I’m looking for a hardtop for my CCR stretched bucket,and ideas??
Dale, T-Bucket hardtops are few and far between because even though T-Bucket has become a generic term there’s really no such thing as a standard T-Bucket. Part of it is because many of the current T-Bucket bodies are from a mold that was pulled from another fiberglass T-Bucket body. Steel Model T’s weren’t that uniform to begin with and when you think about the molds that have been pulled over the years dimensions can vary across the back of the body and that’s just one point of difficulty. Another is that there is no standard T-Bucket windshield height; plus some windshield posts are straight up and others are angled back. Stretched and “big boy” bodies just make it more complicated. What I’m saying is that for someone to build one today it would have to be with the understanding that the buyer was expected to do the necessary modifications to make it fit his body. Years ago, Total Performance made a hardtop that was designed to fit their T-Bucket bodies. Any other and you were on your own. After Total was acquired by Speedway the hardtops were discontinued. https://www.facebook.com/groups/657694624411046/posts/1914610092052820

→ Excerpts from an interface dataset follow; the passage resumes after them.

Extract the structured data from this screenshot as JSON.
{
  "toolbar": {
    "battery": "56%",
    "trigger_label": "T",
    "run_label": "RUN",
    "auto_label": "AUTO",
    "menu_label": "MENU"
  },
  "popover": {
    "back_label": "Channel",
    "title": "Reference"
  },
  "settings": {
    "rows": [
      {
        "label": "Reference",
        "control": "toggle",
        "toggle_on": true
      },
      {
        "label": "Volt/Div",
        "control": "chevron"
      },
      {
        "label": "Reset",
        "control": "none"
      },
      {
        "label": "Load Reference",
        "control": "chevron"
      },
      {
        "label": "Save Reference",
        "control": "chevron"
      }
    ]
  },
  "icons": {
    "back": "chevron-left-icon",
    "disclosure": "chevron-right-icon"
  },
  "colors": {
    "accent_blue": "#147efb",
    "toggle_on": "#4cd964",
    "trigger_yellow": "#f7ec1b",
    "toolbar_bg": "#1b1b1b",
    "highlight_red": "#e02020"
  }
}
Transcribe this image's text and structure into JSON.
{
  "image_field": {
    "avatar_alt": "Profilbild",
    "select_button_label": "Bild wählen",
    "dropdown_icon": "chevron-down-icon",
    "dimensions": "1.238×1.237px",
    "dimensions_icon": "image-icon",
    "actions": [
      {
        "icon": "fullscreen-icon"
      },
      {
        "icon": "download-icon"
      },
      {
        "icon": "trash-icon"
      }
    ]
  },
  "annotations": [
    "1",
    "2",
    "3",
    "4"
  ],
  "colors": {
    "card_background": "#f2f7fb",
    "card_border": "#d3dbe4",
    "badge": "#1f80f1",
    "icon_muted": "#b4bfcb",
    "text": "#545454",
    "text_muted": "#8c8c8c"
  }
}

Spirit has one, but you’d need to modify it to fit your body.
Love seeing how others handle the engineering challenges of building extremely low cars. Thanks for sharing this with us.
Does anybody know the whereabouts of a one off belch beer truck which was stolen from 59 taunton lane, old coulsdon in approx. 2009. It was being stored at this address but I have only recently found out that it is no longer there. If anyone has any information on this please call the owner of the truck, Simon James Maw, on 02087719622 asap.
I’m sorry to hear that. Is this the truck?
Thought a picture might be helpful.
I love this. Where is it now? I enjoy mine a lot and now have had it in constant use for 6 years, 25,000 miles plus.
Pip is my uncle and i remeber this car being built during my childhood, contrary to the above info this car was never road legal in the uk because of the lack of mudguards and also, more importantly, it was virtually impossible to see the direction of travel past that massive pontiac engine! Pip won many awards for this car but after several years he converted it with a new chassis to a roadster so that it could be driven on the road, it lost its roof and was painted black with dark blue flames. This car also suffered from engine overheating problems that Pip never completely managed to cure. It was eventually sold and after that i have no idea what happened to it. Great to see it again on the net though, thanks